With an improving economic climate, a return of investor confidence and a positive outlook for growth, there is certainly a sense of optimism among organisations.
However, as companies continue to build on the growth that the sector has already experienced in the last twelve months, many are also preparing for change.
The pace of evolution and innovation taking place in the tech sector, and which is almost unique to the industry, has forced a number of technology firms to undergo organisational restructure this year, and I envisage many more doing the same.
What is driving this change? The prevalence of mobile technology and high speed broadband connectivity is changing the way that people connect, while technology innovation that has given rise to wearable technology and robotics is changing the way that people interact with the world around them.
As a result, we are seeing a shifting of purchasing power from corporates to the individual, with increasing reliance on user-experience and quality of service.
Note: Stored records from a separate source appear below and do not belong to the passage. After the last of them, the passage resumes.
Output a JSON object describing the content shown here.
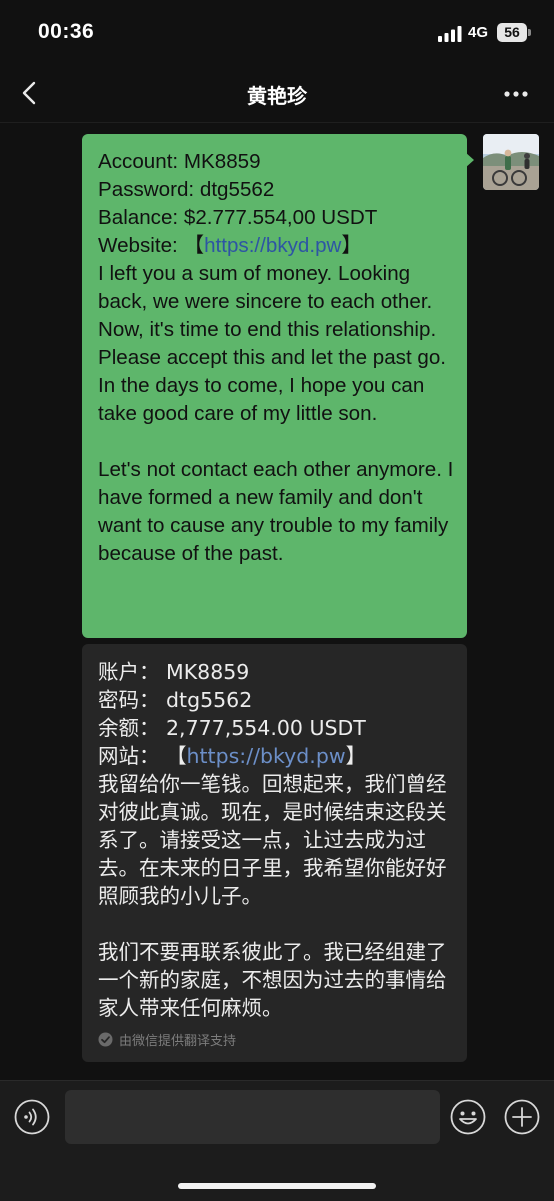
{
  "status_bar": {
    "time": "00:36",
    "network": "4G",
    "battery": "56"
  },
  "chat": {
    "contact_name": "黄艳珍"
  },
  "message_en": {
    "line1": "Account: MK8859",
    "line2": "Password: dtg5562",
    "line3": "Balance: $2.777.554,00 USDT",
    "website_label": "Website: 【",
    "website_url": "https://bkyd.pw",
    "website_close": "】",
    "body": "I left you a sum of money. Looking back, we were sincere to each other. Now, it's time to end this relationship. Please accept this and let the past go. In the days to come, I hope you can take good care of my little son.\n\nLet's not contact each other anymore. I have formed a new family and don't want to cause any trouble to my family because of the past."
  },
  "message_zh": {
    "line1": "账户：  MK8859",
    "line2": "密码：  dtg5562",
    "line3": "余额：  2,777,554.00 USDT",
    "website_label": "网站：  【",
    "website_url": "https://bkyd.pw",
    "website_close": "】",
    "body": "我留给你一笔钱。回想起来，我们曾经对彼此真诚。现在，是时候结束这段关系了。请接受这一点，让过去成为过去。在未来的日子里，我希望你能好好照顾我的小儿子。\n\n我们不要再联系彼此了。我已经组建了一个新的家庭，不想因为过去的事情给家人带来任何麻烦。",
    "translation_note": "由微信提供翻译支持"
  },
  "input": {
    "value": ""
  },
  "colors": {
    "background": "#111111",
    "bubble_outgoing": "#5eb66b",
    "translation_box": "#262626",
    "link": "#2d55a4"
  }
}
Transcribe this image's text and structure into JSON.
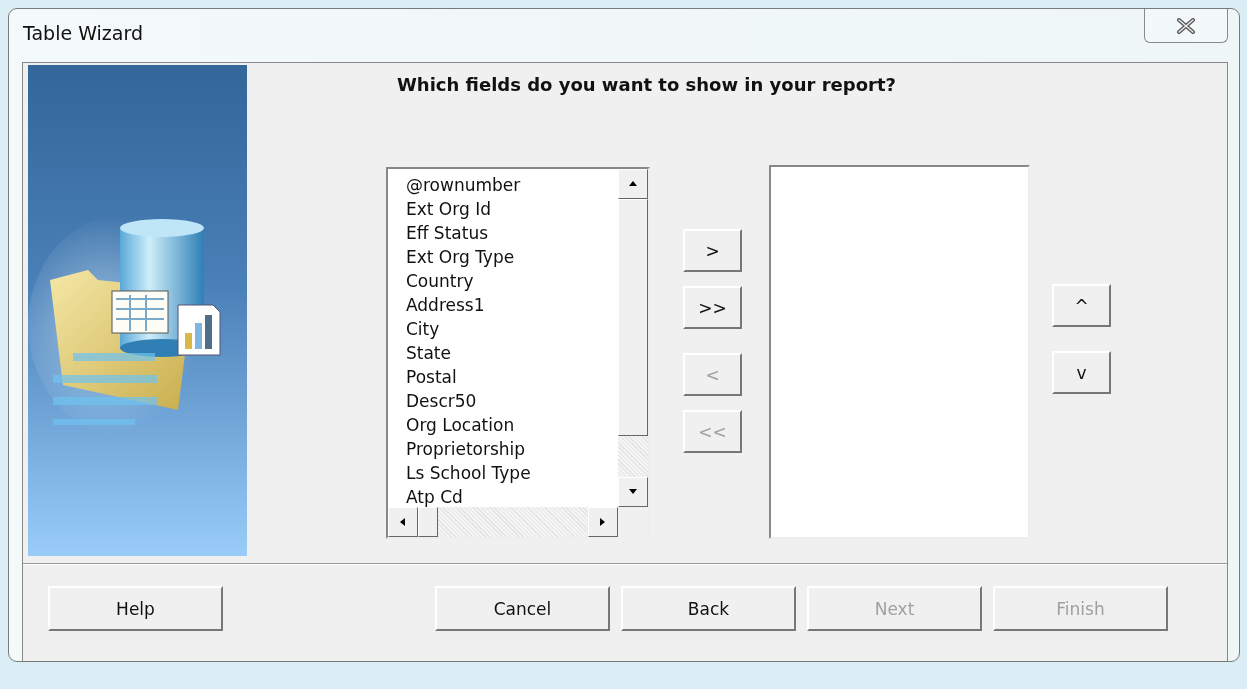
{
  "window": {
    "title": "Table Wizard"
  },
  "heading": "Which fields do you want to show in your report?",
  "available_fields": [
    {
      "label": "@rownumber",
      "selected": false
    },
    {
      "label": "Ext Org Id",
      "selected": false
    },
    {
      "label": "Eff Status",
      "selected": false
    },
    {
      "label": "Ext Org Type",
      "selected": false
    },
    {
      "label": "Country",
      "selected": false
    },
    {
      "label": "Address1",
      "selected": false
    },
    {
      "label": "City",
      "selected": false
    },
    {
      "label": "State",
      "selected": false
    },
    {
      "label": "Postal",
      "selected": false
    },
    {
      "label": "Descr50",
      "selected": false
    },
    {
      "label": "Org Location",
      "selected": false
    },
    {
      "label": "Proprietorship",
      "selected": false
    },
    {
      "label": "Ls School Type",
      "selected": false
    },
    {
      "label": "Atp Cd",
      "selected": false
    }
  ],
  "transfer_buttons": [
    {
      "label": ">",
      "disabled": false
    },
    {
      "label": ">>",
      "disabled": false
    },
    {
      "label": "<",
      "disabled": true
    },
    {
      "label": "<<",
      "disabled": true
    }
  ],
  "order_buttons": [
    {
      "label": "^",
      "disabled": false
    },
    {
      "label": "v",
      "disabled": false
    }
  ],
  "footer_buttons": [
    {
      "label": "Help",
      "disabled": false
    },
    {
      "label": "Cancel",
      "disabled": false
    },
    {
      "label": "Back",
      "disabled": false
    },
    {
      "label": "Next",
      "disabled": true
    },
    {
      "label": "Finish",
      "disabled": true
    }
  ]
}
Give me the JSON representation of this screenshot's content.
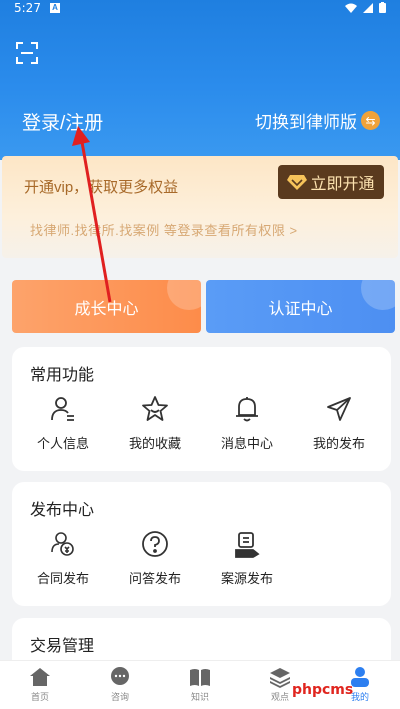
{
  "status": {
    "time": "5:27",
    "a_badge": "A"
  },
  "header": {
    "scan_icon": "scan-icon",
    "login_label": "登录/注册",
    "switch_label": "切换到律师版",
    "switch_icon": "swap-icon",
    "bg_color": "#2b8cec"
  },
  "vip": {
    "title": "开通vip，获取更多权益",
    "button_label": "立即开通",
    "subtitle": "找律师.找律所.找案例 等登录查看所有权限 >"
  },
  "cards": {
    "growth": "成长中心",
    "cert": "认证中心"
  },
  "common": {
    "title": "常用功能",
    "items": [
      {
        "label": "个人信息",
        "icon": "person-info-icon"
      },
      {
        "label": "我的收藏",
        "icon": "star-icon"
      },
      {
        "label": "消息中心",
        "icon": "bell-icon"
      },
      {
        "label": "我的发布",
        "icon": "send-icon"
      }
    ]
  },
  "publish": {
    "title": "发布中心",
    "items": [
      {
        "label": "合同发布",
        "icon": "coins-icon"
      },
      {
        "label": "问答发布",
        "icon": "question-icon"
      },
      {
        "label": "案源发布",
        "icon": "case-icon"
      }
    ]
  },
  "trade": {
    "title": "交易管理"
  },
  "tabbar": {
    "items": [
      {
        "label": "首页",
        "icon": "home-icon"
      },
      {
        "label": "咨询",
        "icon": "chat-icon"
      },
      {
        "label": "知识",
        "icon": "book-icon"
      },
      {
        "label": "观点",
        "icon": "layers-icon"
      },
      {
        "label": "我的",
        "icon": "profile-icon"
      }
    ],
    "active_color": "#2d7ff0"
  },
  "watermark": "phpcms"
}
For technology companies this presents new opportunities to engage with potential customers, enter new markets, and diversify.
However, it also creates a bigger demand for skills, and with the employment market strengthening all the time, technology companies will have to work hard to attract the talent they need to drive successful business transformation
Ongoing skill shortages in the UK will inevitably see a number of key roles being offshored or outsourced globally in the coming months, which means that employers will have to compete even harder to attract and retain those skills, in the face of increasing financial pressures.
Pay rises are not expected to increase significantly higher than the average this year, but one way that organisations can gain a competitive edge in the talent stakes is by engaging their employees with their benefits package, and here we expect to see the use of branding and total reward statements demonstrating greater return on investment.
Growing consumer use of IT is also being reflected in the greater use of flexible benefits by employers in the sector, with improved business efficiencies being achieved through the use of a single outsourced administration provider.
Cost control will be a key challenge for reward professionals in the technology sector, particularly in areas such as private healthcare coverage. Another emerging trend is towards prevention, with more healthcare screening, health and wellbeing initiatives and the introduction of ‘open referral’ all helping to reduce employer premiums.
This will be a challenging year for technology companies as they engage in the global war for talent that will enable them to innovate in a way that will drive up their share of the growing consumer market.
And with over a fifth of Technology companies looking to change benefit or service providers in order to secure that talent, 2014 will also be a busy year for the employee benefits industry.